YOUR OBJECTIVE –
Each line of the data that includes the string "icon" is to be copied out.

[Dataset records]
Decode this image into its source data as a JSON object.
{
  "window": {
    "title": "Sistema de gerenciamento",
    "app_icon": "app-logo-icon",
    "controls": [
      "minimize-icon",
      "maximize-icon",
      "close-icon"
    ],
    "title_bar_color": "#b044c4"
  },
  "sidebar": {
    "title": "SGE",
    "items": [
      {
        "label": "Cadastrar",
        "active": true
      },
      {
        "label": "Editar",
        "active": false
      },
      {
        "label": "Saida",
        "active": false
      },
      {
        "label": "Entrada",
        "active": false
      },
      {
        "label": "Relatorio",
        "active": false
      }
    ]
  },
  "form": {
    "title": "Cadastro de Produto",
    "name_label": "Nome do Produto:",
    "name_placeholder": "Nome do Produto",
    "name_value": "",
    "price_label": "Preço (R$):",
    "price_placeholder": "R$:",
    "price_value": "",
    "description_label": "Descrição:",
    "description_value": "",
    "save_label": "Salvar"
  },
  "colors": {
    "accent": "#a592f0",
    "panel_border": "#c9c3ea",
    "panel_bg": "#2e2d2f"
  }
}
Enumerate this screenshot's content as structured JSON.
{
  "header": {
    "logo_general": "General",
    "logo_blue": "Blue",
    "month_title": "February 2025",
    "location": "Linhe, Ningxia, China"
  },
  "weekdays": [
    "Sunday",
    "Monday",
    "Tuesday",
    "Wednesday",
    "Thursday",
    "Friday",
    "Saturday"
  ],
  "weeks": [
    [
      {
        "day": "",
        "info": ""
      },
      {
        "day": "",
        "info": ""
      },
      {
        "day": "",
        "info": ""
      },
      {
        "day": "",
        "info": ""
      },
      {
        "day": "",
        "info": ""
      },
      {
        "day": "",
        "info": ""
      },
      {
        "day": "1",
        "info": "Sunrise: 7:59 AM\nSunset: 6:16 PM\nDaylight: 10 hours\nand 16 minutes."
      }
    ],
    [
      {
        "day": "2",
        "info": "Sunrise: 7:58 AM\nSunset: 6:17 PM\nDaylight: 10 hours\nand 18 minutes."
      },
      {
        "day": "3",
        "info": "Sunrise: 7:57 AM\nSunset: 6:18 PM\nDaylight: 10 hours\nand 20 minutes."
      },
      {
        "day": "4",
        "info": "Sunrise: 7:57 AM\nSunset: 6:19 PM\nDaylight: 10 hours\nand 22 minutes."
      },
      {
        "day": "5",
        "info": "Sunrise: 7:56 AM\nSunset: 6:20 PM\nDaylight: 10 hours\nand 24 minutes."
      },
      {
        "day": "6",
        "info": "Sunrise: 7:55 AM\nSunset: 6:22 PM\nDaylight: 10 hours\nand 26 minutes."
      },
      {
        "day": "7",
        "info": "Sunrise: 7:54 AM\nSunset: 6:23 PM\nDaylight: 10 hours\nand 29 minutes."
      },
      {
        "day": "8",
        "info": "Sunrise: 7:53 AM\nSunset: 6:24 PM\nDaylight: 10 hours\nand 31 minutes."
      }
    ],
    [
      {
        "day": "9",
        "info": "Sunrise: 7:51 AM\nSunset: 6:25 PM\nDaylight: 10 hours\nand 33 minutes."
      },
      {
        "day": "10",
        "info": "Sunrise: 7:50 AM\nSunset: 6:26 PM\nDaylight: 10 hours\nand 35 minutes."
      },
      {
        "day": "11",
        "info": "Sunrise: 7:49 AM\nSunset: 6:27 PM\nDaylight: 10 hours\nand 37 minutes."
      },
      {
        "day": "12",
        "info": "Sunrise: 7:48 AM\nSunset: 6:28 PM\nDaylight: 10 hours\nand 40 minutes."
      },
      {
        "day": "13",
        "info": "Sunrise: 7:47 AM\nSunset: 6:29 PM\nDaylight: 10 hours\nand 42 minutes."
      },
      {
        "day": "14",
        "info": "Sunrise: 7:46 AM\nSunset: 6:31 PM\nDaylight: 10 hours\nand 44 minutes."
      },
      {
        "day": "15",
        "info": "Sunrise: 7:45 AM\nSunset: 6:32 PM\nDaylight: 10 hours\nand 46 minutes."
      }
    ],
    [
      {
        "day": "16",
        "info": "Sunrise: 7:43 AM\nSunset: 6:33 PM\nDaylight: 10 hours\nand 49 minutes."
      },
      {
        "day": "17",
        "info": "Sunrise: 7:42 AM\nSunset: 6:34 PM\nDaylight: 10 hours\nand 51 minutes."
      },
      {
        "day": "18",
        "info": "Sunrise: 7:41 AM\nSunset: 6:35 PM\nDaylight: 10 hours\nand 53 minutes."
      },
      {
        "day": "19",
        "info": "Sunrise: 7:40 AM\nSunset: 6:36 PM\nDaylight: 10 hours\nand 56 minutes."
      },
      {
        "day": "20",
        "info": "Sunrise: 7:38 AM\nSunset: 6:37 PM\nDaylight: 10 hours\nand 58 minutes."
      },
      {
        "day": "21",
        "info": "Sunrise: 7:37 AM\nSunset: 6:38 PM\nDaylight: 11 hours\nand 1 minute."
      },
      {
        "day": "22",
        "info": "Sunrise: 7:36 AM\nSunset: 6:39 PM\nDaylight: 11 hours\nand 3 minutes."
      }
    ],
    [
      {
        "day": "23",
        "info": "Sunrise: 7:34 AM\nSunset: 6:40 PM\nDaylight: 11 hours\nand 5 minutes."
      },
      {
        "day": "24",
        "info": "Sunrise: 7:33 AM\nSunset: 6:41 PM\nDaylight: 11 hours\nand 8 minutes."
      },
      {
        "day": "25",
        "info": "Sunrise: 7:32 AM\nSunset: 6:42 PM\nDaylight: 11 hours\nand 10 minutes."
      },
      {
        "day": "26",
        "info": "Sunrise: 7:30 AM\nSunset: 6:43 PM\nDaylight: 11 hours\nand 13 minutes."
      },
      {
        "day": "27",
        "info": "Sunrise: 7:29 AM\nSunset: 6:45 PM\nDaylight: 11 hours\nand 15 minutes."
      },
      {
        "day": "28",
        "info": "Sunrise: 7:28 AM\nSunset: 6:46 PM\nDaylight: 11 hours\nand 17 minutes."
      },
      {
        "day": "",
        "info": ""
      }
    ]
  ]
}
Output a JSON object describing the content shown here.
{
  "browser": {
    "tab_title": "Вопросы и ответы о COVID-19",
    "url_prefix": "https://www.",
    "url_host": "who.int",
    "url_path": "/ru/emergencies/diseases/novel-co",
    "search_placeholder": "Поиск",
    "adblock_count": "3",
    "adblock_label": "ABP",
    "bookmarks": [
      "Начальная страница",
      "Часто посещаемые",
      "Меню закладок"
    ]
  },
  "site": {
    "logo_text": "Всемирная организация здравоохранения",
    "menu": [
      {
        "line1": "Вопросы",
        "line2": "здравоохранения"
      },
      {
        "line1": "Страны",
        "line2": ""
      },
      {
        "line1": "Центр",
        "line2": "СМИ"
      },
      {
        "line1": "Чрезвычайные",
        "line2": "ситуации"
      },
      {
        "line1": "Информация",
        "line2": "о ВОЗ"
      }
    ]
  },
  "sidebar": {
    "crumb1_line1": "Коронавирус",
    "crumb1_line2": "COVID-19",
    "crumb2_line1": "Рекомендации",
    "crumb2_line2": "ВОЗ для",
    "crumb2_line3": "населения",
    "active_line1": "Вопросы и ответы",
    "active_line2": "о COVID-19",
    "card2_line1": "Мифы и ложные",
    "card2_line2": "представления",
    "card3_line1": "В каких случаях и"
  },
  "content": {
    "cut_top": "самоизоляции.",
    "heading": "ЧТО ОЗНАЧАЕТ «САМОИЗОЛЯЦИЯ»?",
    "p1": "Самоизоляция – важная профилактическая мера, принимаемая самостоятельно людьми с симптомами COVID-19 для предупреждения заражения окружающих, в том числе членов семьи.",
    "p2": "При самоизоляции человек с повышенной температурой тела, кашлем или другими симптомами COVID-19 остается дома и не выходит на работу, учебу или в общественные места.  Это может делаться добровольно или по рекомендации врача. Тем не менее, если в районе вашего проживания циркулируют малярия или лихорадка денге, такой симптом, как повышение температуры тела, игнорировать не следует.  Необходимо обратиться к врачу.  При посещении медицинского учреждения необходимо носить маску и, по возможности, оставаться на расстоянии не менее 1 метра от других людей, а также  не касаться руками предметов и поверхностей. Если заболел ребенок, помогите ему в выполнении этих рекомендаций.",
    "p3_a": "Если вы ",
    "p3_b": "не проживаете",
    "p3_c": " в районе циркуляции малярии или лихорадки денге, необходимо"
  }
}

SOLUTION TO THIS EXERCISE –
    "app_icon": "app-logo-icon",
      "minimize-icon",
      "maximize-icon",
      "close-icon"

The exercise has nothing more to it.